_Provided data_

◆ ◆ ◆ ◆ ◆ ◆ ◆

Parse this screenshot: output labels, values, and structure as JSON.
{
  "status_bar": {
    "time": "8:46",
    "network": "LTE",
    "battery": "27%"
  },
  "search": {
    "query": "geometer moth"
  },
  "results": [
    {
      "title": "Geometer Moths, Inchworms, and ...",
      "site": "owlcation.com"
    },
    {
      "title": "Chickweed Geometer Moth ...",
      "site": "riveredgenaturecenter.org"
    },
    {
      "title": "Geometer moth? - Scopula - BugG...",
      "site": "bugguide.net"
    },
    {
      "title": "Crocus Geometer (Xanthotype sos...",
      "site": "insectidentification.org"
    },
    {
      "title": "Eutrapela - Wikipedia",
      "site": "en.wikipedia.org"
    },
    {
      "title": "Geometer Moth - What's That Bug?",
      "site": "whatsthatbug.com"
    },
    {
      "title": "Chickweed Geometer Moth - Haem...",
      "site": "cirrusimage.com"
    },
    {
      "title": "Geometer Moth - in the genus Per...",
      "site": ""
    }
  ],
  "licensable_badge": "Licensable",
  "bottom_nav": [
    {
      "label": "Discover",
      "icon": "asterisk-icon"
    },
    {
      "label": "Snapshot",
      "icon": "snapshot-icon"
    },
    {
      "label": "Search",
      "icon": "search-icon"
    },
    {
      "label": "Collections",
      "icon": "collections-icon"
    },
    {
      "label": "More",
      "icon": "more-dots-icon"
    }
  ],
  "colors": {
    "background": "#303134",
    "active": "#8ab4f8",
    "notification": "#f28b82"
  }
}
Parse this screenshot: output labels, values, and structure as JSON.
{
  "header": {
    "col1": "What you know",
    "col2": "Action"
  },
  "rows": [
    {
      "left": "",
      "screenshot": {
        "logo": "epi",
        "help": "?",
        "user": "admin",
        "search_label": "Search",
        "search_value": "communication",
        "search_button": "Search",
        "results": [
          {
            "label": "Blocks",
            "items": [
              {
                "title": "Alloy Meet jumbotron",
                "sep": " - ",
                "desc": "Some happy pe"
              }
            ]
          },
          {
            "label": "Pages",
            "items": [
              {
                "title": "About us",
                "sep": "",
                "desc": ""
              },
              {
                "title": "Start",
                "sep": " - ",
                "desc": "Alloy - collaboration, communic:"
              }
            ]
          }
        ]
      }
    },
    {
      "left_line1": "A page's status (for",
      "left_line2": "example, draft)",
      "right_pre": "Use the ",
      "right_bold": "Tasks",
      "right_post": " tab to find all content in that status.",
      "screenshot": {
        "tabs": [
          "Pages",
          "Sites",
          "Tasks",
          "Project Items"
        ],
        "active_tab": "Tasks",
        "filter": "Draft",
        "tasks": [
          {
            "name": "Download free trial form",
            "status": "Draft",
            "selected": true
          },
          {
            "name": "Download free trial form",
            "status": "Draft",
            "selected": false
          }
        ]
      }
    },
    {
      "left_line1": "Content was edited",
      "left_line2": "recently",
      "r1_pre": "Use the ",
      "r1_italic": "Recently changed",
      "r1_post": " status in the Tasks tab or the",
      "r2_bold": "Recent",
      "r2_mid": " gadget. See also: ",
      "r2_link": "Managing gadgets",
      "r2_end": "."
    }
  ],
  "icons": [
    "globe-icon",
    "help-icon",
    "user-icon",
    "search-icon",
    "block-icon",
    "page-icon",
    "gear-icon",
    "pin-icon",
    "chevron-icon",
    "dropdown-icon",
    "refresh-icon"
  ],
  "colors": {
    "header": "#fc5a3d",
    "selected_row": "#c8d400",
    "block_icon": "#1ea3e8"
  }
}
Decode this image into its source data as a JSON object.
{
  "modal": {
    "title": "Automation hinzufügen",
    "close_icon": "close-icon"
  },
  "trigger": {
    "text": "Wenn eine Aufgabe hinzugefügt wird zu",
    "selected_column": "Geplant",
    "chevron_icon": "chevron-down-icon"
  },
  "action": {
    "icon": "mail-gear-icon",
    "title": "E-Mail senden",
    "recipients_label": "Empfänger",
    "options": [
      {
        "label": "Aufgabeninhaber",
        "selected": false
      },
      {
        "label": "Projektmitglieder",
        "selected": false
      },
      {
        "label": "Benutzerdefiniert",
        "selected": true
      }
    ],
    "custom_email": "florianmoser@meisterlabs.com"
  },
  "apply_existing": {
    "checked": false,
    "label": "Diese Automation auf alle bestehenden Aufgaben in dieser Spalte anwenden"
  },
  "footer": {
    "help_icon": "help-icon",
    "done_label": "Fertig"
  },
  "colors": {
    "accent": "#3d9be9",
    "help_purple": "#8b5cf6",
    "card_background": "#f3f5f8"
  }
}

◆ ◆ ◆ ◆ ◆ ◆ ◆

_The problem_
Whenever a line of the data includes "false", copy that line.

_Exercise solution_
            "selected": false
        "selected": false
        "selected": false
    "checked": false,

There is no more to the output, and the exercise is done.